There’s a TON of controversy surrounding this place. All opinions are my own. I don’t condone any cruelty or mistreatment of animals.
Moving on… the drive to the Tiger Temple (Wat Pha Luangta Maha Bua) is about two and a half hours each way. It re-confirmed my Bangkok suspicions from when we visited the floating market. There are absolutely no traffic laws in Thailand. In fact, there seemed to be barely any laws, period. For instance, the mere fact that you can play/feed/walk tigers in itself is a little crazy.
The tiger temple is located in Kanchanaburi, Thailand, and like I said above, it’s surrounded by controversy. Some argue the tigers are drugged, others argue they shouldn’t be kept in captivity, etc.
With all the talk surrounding this place, I can’t help but give my own thoughts. After seeing here in person, I agree that the tigers were definitely tired. I can see how some may accuse them of being drugged. I don’t know if they are/aren’t. I’m not an animal expert. We visited in the afternoon, after the tigers went through a vigorous morning program, and to be fair, I would be tired after that too. Also, it was hot. Really hot. I can’t blame them for wanting to relax and cool off. But again, what do I know?
As far as the captivity part, something people have to realize is these tigers are NOT wild tigers. They’ve been born and raised in captivity, so while they have a natural hunting instinct, it’s going to be different than an actual wild tiger’s. These tigers have NOT been “taken out of their homes” – all they know is THIS home.
One of the volunteers was telling us how a tiger escaped not too long ago and “went after a deer.” Only, he didn’t hunt the deer, he wanted to play with it. Obviously, if this was a wild tiger the deer’s outcome would have been very different.
Tigers are becoming extinct in parts of the world, because they are being hunted. They are beautiful animals and any place where they can live happily and safely is fine by me.

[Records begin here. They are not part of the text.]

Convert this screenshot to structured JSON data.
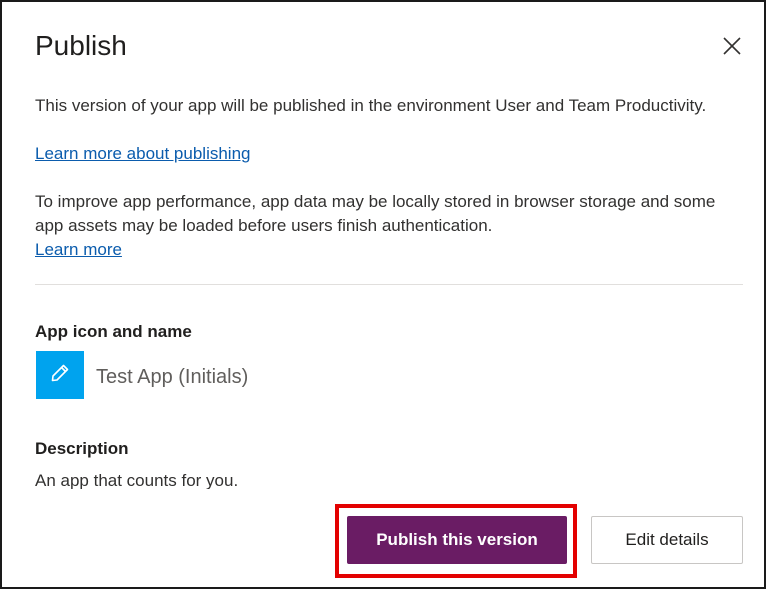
{
  "dialog": {
    "title": "Publish",
    "close_icon": "close-icon",
    "intro_text": "This version of your app will be published in the environment User and Team Productivity.",
    "learn_publishing_link": "Learn more about publishing",
    "performance_text": "To improve app performance, app data may be locally stored in browser storage and some app assets may be loaded before users finish authentication.",
    "learn_more_link": "Learn more"
  },
  "app_info": {
    "icon_label": "App icon and name",
    "icon": "pencil-icon",
    "icon_color": "#00a3ee",
    "app_name": "Test App (Initials)",
    "description_label": "Description",
    "description": "An app that counts for you."
  },
  "actions": {
    "publish_label": "Publish this version",
    "publish_color": "#6a1c64",
    "edit_label": "Edit details",
    "highlight_color": "#e30000"
  }
}
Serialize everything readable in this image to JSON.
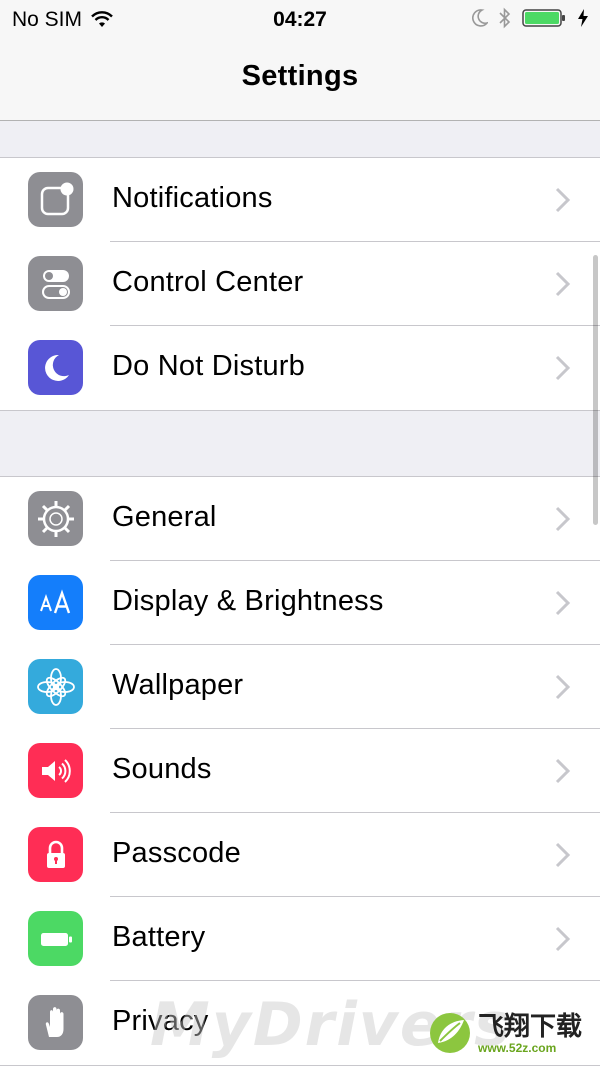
{
  "status_bar": {
    "carrier": "No SIM",
    "time": "04:27"
  },
  "nav": {
    "title": "Settings"
  },
  "groups": [
    {
      "items": [
        {
          "label": "Notifications",
          "icon": "notifications-icon",
          "color": "#8e8e93"
        },
        {
          "label": "Control Center",
          "icon": "control-center-icon",
          "color": "#8e8e93"
        },
        {
          "label": "Do Not Disturb",
          "icon": "moon-icon",
          "color": "#5856d6"
        }
      ]
    },
    {
      "items": [
        {
          "label": "General",
          "icon": "gear-icon",
          "color": "#8e8e93"
        },
        {
          "label": "Display & Brightness",
          "icon": "text-size-icon",
          "color": "#147efb"
        },
        {
          "label": "Wallpaper",
          "icon": "flower-icon",
          "color": "#34aadc"
        },
        {
          "label": "Sounds",
          "icon": "speaker-icon",
          "color": "#ff2d55"
        },
        {
          "label": "Passcode",
          "icon": "lock-icon",
          "color": "#ff2d55"
        },
        {
          "label": "Battery",
          "icon": "battery-icon",
          "color": "#4cd964"
        },
        {
          "label": "Privacy",
          "icon": "hand-icon",
          "color": "#8e8e93"
        }
      ]
    }
  ],
  "watermark": {
    "text": "MyDrivers",
    "logo_cn": "飞翔下载",
    "logo_url": "www.52z.com"
  }
}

This doesn’t mean I completely side with those who think this place is amazing. I definitely think they expect too much out of the tigers. I think that’s clear to any visitor. They are animals, not a sideshow. I think it’s a cool thing to do, but they really should limit their activity. Maybe not have so many visitors in a day. I know the temple wants to make money, but constantly having the tigers pose with tourists ALL THE TIME isn’t exactly good. I mean, we were only here for a short period of time in the grand scheme of things, but I do think these poor guys need a break from doing this every day, all day.
When we fed the baby tigers, they weren’t all that hungry, because they were JUST fed during the morning session. The staff MADE them eat in order to get that “picture perfect opportunity” for us, which I didn’t think was right. The volunteers – the ones who come from all over the world – were GREAT and SUPER friendly towards the tigers, but I do think the locals were pretty harsh towards them.
A big “what should I do?” tourists ask themselves is if they should book the morning program I’ve been mentioning, or visit in the afternoon. We visited in the afternoon, and while I do feel the morning would have been better – as you definitely get to do more with the tigers, not to mention they are more active earlier in the day, the afternoon provides just as much opportunity and excitement. If we were to go back, I still wouldn’t do the morning program, for the mere fact that you have wake up at 4:30AM. No thanks!
But really, aside from the tigers not playing as much as they would have in the morning, we didn’t miss much. We still got to pet, walk, and take pictures with them, and all of that was included in the admission price of 600 baht per person. In addition to the standard admission, there are a few programs to choose from that require an “extra donation” if you so choose. We fed the baby tigers for an additional 1,000 baht per person. They were so adorable, it was well worth the price!
Lastly, before we left to head back to Bangkok, we walked the BIG tigers.
Annnnnd that’s when I got peed on. By my tiger friend you see above. Yup. You read that right. I got peed on by a tiger. It all happened so fast. The tiger walked in front of me, his tail hit me in the face, and well, you can imagine what happened next.
Enter every curse word imaginable.
Thankfully, it got on my pants and not ME per say. But STILL! I have never wanted to shower more in my life. The worst part was, I had to sit through the entire ride back to Bangkok.
Luckily, the tiger sanctuary sells pants! Since it’s a temple, guests have to dress appropriately and can’t wear short shorts. So for those that do, they sell cheap pants. I purchased a pair to change into, and even though my pee ridden pants were thrown out, I was still SO grossed out. That yucky look on your face right now? Times that by a hundred, and that was me.
Or… that laughing look on your face? That was my husband.
At this point, no one could have a decent conversation with me. I couldn’t get back to Bangkok fast enough. We still could have gone and played with the bigger tigers, but I was done. See ya. I mean, right about then I was hating tigers. Since then I’ve calmed down. Looking back on today it was really cool. I mean, how many people can say they pet and played with actual tigers? Besides people who work at a zoo, I guess.